§ Exercise
Gather from the material every line that contains the string "icon".

§ Supplied data
=== Section Start ===

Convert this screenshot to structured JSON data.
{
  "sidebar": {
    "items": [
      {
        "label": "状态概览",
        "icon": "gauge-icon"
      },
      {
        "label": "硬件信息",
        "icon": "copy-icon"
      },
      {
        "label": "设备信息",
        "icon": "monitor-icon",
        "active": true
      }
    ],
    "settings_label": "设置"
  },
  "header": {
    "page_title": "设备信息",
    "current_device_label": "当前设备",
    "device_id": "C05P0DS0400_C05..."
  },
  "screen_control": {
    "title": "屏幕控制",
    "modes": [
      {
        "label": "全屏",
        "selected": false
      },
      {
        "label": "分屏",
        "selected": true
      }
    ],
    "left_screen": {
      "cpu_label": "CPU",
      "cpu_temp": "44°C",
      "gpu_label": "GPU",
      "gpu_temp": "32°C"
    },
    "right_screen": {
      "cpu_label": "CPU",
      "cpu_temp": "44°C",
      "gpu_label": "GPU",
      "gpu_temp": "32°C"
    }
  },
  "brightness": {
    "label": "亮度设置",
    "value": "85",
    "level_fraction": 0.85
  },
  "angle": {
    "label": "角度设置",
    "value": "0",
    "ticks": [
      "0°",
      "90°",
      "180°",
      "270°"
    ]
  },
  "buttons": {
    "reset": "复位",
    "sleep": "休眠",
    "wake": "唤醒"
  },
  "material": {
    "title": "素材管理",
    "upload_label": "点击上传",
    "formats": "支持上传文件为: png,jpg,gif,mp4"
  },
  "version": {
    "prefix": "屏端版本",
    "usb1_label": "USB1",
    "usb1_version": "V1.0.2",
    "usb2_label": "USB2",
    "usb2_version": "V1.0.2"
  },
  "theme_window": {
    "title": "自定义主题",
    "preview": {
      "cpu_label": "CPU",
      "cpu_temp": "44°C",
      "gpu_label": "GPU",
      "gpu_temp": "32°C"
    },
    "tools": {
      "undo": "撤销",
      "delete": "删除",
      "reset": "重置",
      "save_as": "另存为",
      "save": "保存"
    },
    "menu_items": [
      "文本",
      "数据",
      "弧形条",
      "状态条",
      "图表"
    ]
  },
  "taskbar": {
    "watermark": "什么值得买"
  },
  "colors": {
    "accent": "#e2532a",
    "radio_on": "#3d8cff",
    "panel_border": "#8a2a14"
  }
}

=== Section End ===

§ Response to this exercise
        "icon": "gauge-icon"
        "icon": "copy-icon"
        "icon": "monitor-icon",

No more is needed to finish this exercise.